Task to complete:
Check every line below for the word "request" and copy the ones that have it.

[[ Dataset content open ]]

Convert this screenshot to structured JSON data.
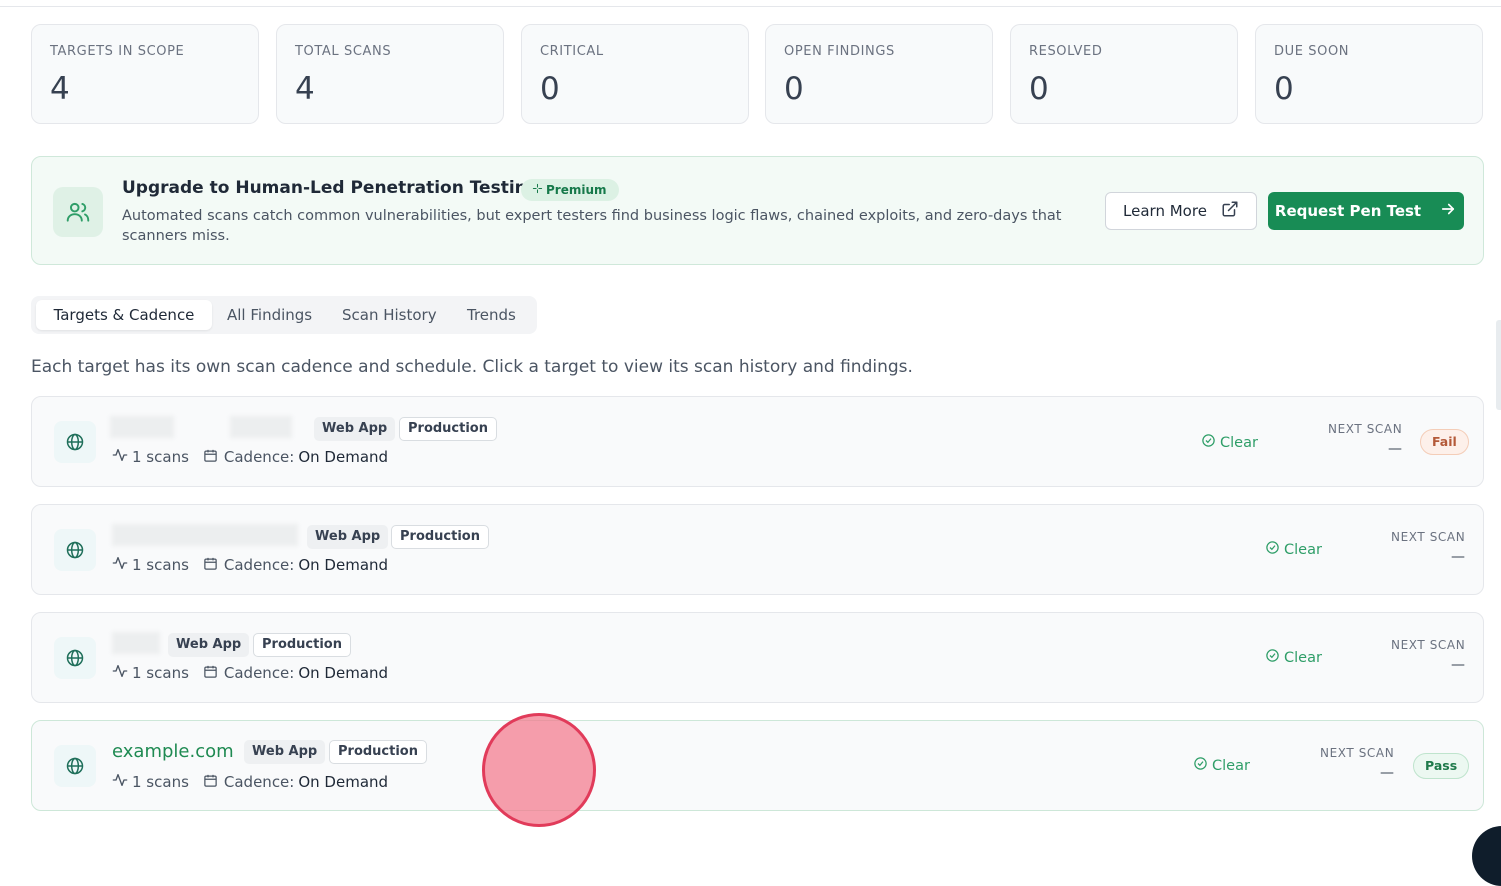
{
  "stats": [
    {
      "label": "TARGETS IN SCOPE",
      "value": "4"
    },
    {
      "label": "TOTAL SCANS",
      "value": "4"
    },
    {
      "label": "CRITICAL",
      "value": "0"
    },
    {
      "label": "OPEN FINDINGS",
      "value": "0"
    },
    {
      "label": "RESOLVED",
      "value": "0"
    },
    {
      "label": "DUE SOON",
      "value": "0"
    }
  ],
  "banner": {
    "title": "Upgrade to Human-Led Penetration Testing",
    "badge": "Premium",
    "description": "Automated scans catch common vulnerabilities, but expert testers find business logic flaws, chained exploits, and zero-days that scanners miss.",
    "learn_more": "Learn More",
    "request": "Request Pen Test",
    "icons": {
      "banner": "users-icon",
      "learn_more": "external-link-icon",
      "request": "arrow-right-icon",
      "badge": "sparkle-icon"
    }
  },
  "tabs": [
    "Targets & Cadence",
    "All Findings",
    "Scan History",
    "Trends"
  ],
  "hint": "Each target has its own scan cadence and schedule. Click a target to view its scan history and findings.",
  "targets": [
    {
      "name": "",
      "type": "Web App",
      "env": "Production",
      "scans": "1 scans",
      "cadence_label": "Cadence:",
      "cadence": "On Demand",
      "status": "Clear",
      "next_label": "NEXT SCAN",
      "next": "—",
      "result": "Fail"
    },
    {
      "name": "",
      "type": "Web App",
      "env": "Production",
      "scans": "1 scans",
      "cadence_label": "Cadence:",
      "cadence": "On Demand",
      "status": "Clear",
      "next_label": "NEXT SCAN",
      "next": "—",
      "result": ""
    },
    {
      "name": "",
      "type": "Web App",
      "env": "Production",
      "scans": "1 scans",
      "cadence_label": "Cadence:",
      "cadence": "On Demand",
      "status": "Clear",
      "next_label": "NEXT SCAN",
      "next": "—",
      "result": ""
    },
    {
      "name": "example.com",
      "type": "Web App",
      "env": "Production",
      "scans": "1 scans",
      "cadence_label": "Cadence:",
      "cadence": "On Demand",
      "status": "Clear",
      "next_label": "NEXT SCAN",
      "next": "—",
      "result": "Pass"
    }
  ],
  "colors": {
    "accent": "#188c55",
    "clear": "#2f9e68",
    "fail": "#b45a39",
    "pass": "#1f7a4b"
  }
}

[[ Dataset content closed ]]

Output for this task:
    "request": "Request Pen Test",
      "request": "arrow-right-icon",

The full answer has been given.